Testing that is influenced by information from outside our discipline will be better than testing performed in isolation. Business analysts guide us towards what our customers want, developers help us to prioritize testing vulnerable areas of the application, and support provides a deeper understanding of the way customers really use our software.

Similarly, other specialists can benefit from the skills offered by testing. Business analysts learn to evaluate their own requirements from a test perspective, developers start to build testable software, and support improves the way that they document user-reported bugs.

Beyond simply sharing skills, testers benefit from being part of a software development team where testing is widely understood, where there is shared ownership of testing tasks, and where testing is valued. To cultivate this environment testers must promote collaboration so they can teach and be taught.
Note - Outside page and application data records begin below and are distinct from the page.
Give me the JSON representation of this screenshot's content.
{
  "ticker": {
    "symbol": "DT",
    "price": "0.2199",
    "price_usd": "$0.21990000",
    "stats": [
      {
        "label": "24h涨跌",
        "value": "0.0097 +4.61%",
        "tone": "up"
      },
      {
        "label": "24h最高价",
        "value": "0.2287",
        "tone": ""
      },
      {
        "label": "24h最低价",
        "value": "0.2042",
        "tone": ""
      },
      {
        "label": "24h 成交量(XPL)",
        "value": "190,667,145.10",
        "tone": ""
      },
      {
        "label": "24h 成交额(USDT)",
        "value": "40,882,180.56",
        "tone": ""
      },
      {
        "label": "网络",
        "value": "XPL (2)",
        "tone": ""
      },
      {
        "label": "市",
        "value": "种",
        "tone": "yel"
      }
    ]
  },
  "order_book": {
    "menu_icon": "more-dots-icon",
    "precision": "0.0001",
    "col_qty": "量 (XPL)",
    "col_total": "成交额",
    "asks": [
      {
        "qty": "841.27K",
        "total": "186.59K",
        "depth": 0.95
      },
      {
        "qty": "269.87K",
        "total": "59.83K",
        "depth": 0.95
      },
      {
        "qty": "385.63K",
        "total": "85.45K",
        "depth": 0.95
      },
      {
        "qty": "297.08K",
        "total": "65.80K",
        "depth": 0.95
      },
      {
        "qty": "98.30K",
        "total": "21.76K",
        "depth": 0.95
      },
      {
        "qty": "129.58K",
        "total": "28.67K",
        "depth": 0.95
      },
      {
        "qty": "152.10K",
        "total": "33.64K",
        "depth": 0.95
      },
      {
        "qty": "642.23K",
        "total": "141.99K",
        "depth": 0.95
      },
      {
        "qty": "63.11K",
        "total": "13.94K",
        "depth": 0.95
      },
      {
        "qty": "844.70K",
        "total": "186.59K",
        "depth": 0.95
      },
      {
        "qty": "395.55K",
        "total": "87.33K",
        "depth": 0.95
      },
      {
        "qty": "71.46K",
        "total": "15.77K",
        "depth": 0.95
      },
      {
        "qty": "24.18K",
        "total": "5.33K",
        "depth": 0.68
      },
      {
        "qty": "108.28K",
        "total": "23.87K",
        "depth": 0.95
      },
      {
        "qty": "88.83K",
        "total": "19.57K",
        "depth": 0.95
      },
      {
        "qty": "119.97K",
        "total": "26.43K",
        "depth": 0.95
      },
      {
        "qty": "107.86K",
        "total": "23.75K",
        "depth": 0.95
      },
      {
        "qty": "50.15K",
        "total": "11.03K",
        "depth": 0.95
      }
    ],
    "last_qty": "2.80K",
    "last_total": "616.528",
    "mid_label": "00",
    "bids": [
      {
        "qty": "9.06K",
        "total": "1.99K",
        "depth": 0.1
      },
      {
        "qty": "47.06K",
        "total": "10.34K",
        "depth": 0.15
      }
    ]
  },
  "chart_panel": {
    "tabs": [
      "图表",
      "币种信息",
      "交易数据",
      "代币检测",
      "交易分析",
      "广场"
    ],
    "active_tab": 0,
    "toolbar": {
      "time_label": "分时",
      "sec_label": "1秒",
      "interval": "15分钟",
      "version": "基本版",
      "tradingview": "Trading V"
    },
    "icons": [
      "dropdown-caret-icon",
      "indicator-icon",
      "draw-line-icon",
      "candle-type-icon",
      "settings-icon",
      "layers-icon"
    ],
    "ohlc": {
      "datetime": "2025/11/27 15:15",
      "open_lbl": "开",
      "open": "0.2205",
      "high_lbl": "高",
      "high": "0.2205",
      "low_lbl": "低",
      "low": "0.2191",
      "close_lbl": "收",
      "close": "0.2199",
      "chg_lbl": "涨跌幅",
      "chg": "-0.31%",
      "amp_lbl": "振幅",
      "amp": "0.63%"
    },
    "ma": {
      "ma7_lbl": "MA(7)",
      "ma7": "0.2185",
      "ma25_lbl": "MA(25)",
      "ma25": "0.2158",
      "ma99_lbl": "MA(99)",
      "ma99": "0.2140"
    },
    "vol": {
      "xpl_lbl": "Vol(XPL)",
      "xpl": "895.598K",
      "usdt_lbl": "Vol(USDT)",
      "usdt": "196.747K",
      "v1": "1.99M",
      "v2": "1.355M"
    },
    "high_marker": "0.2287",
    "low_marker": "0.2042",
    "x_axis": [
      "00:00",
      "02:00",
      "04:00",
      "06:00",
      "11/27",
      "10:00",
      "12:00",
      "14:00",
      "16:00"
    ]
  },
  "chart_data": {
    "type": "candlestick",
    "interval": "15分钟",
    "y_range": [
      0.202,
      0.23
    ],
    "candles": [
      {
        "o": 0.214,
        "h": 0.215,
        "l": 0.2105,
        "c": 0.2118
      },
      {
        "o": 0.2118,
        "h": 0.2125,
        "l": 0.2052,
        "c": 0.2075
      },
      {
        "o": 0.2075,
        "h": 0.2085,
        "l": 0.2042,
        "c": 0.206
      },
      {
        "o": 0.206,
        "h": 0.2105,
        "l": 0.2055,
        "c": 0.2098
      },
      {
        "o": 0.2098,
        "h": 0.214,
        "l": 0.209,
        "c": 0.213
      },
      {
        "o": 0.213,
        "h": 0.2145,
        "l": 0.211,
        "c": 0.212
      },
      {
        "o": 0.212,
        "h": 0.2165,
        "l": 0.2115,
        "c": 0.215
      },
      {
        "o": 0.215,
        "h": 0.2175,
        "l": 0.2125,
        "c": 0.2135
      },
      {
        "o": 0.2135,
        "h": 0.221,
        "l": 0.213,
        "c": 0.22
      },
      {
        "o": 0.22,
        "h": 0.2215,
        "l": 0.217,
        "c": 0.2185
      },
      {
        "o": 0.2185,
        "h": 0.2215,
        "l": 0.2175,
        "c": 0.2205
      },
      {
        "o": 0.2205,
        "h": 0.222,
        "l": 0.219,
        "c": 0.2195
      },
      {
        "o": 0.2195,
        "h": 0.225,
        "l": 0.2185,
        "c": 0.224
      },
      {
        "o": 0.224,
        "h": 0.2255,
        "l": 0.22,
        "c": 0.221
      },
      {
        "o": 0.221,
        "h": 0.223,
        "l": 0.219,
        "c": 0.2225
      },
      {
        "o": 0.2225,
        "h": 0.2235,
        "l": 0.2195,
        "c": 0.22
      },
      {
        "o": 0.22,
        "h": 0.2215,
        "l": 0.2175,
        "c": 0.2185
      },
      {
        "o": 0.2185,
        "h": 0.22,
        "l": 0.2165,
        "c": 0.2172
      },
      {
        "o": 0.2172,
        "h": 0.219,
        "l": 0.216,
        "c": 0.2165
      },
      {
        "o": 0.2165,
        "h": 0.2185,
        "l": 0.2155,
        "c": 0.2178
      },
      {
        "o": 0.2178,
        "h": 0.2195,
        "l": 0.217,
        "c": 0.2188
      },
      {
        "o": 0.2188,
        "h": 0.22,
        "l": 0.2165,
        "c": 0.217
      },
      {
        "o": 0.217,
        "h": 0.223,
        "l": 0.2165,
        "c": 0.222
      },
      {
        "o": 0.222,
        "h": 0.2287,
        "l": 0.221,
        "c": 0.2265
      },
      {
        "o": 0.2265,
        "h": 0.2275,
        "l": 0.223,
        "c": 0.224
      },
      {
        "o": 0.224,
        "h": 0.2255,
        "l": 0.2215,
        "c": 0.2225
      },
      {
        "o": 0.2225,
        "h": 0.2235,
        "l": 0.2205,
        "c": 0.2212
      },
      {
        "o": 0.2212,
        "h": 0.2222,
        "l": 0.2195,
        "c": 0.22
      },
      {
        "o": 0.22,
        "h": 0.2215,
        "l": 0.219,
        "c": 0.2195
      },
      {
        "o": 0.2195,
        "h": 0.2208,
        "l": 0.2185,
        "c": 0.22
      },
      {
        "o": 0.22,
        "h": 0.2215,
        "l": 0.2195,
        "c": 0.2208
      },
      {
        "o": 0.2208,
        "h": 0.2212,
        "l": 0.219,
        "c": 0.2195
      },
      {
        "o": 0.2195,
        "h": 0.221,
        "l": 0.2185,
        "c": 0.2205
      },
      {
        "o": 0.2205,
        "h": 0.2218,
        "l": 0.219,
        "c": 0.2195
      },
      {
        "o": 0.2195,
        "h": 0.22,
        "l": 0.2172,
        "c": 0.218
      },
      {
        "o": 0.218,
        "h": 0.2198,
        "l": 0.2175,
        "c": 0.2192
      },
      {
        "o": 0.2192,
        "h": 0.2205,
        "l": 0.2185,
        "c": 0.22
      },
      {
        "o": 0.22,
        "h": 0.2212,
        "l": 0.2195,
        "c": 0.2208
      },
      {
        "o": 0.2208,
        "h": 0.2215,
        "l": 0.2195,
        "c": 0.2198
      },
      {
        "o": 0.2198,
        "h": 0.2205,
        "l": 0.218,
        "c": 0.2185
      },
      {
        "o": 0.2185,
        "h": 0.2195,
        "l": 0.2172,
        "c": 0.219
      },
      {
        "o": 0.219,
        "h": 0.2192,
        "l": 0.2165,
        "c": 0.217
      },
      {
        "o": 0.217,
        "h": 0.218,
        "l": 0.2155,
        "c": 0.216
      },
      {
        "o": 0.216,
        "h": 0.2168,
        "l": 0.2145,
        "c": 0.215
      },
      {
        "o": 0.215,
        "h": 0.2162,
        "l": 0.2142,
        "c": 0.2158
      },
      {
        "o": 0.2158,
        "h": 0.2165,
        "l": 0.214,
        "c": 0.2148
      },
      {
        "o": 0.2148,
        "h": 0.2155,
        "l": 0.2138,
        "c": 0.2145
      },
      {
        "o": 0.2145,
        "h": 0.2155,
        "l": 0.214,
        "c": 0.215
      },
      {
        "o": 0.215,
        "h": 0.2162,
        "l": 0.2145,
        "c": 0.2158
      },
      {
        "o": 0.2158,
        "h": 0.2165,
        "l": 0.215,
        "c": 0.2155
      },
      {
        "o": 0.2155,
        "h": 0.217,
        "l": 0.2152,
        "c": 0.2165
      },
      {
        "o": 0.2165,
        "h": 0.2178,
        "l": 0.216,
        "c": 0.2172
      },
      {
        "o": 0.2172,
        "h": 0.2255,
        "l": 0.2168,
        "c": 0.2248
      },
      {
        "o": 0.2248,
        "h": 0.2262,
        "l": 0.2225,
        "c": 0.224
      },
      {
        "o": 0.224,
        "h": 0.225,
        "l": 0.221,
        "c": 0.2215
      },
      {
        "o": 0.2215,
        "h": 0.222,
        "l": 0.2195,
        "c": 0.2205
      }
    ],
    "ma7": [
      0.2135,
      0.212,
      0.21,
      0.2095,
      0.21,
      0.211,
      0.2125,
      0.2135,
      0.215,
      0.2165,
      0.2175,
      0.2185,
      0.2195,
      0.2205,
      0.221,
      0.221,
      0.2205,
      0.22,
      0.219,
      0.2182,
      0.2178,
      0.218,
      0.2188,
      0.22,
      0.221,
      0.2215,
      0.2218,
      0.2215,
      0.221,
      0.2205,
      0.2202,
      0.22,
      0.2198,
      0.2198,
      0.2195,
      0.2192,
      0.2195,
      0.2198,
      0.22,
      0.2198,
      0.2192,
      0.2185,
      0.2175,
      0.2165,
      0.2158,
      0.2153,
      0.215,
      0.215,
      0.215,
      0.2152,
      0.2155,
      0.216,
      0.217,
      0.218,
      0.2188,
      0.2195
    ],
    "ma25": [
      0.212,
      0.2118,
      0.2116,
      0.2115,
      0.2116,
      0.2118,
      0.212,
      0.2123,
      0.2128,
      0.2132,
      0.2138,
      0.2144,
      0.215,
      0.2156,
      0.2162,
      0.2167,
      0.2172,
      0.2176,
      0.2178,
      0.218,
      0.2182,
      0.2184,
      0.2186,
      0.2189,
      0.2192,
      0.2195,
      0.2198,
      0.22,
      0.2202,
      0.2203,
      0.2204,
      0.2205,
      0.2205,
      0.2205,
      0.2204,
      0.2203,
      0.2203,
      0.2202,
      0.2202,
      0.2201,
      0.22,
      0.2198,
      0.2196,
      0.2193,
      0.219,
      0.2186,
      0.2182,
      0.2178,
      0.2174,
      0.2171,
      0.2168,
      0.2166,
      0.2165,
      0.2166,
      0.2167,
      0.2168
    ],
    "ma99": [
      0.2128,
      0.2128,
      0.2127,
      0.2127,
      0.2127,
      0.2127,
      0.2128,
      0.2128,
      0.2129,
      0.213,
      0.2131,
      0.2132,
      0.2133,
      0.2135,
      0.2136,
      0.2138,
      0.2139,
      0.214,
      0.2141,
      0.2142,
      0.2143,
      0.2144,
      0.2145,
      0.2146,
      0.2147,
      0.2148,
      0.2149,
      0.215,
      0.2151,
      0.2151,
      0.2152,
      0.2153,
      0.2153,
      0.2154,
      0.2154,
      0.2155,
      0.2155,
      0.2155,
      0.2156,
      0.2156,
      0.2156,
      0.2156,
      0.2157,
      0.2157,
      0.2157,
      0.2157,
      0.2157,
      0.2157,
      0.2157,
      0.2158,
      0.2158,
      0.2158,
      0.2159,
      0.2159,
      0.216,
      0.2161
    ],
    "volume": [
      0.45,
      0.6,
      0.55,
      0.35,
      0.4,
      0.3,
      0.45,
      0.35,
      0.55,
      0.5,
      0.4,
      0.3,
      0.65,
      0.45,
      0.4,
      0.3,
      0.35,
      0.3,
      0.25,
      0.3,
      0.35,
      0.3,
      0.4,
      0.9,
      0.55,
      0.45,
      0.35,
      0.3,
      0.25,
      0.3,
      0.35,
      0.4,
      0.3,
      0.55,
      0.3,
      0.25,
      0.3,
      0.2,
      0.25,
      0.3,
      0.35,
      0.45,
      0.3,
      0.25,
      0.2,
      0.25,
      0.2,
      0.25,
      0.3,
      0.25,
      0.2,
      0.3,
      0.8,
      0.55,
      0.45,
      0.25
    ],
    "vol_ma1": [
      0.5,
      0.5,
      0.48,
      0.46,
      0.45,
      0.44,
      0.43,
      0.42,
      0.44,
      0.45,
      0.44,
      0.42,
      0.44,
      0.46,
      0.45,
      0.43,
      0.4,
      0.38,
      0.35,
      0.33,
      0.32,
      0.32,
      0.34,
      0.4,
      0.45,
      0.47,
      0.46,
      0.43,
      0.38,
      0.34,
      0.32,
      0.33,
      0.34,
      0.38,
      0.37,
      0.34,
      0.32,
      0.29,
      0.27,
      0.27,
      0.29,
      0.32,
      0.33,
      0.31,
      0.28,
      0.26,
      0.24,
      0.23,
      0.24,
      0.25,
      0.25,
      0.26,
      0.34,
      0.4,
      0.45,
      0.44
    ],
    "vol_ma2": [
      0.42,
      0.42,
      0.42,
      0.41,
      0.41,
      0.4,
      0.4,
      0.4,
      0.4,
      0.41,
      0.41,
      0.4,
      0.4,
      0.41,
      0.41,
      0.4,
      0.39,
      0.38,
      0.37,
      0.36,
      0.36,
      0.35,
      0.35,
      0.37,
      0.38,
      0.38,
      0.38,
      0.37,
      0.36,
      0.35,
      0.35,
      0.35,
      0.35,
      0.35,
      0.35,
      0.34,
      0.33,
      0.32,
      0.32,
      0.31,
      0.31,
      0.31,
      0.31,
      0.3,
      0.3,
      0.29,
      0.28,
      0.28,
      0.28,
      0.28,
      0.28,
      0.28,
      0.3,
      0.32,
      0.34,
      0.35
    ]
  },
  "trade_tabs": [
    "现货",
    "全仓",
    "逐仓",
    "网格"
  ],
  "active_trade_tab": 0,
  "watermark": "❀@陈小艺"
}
Katrina and Carol explain how to spread ideas between disciplines. They describe how using broadcast techniques like “lunch & learn” presentations, internal conferences, or learning pathways are useful to raise awareness. They also share their experiences with promoting active learning through hands-on activities like pairing, peer reviews, or huddles.

avatar for Carol Brands

Carol Brands

Software Tester, DNV GL Software
Carol Brands began her software career working as a technical support representative, where she developed an empathy and understanding for her users. After choosing to focus on testing, she moved to DNV GL Software and spent the next three years developing her testing skills and studying... Read More →
avatar for Katrina Clokie

Katrina Clokie

Testing Coach, Bank of New Zealand
Katrina Clokie serves a team of about 30 testers as a Testing Coach at the Bank of New Zealand in Wellington. She is an active contributor to the international testing community as the editor of Testing Trapeze magazine, a mentor with Speak Easy, a co-founder of her local testing... Read More →

Tuesday August 9, 2016 11:00 - 12:00 PDT
Fletcher Challenge Theatre (1900) Simon Fraser University Vancouver 515 West Hastings Street Vancouver, BC V6B 5K3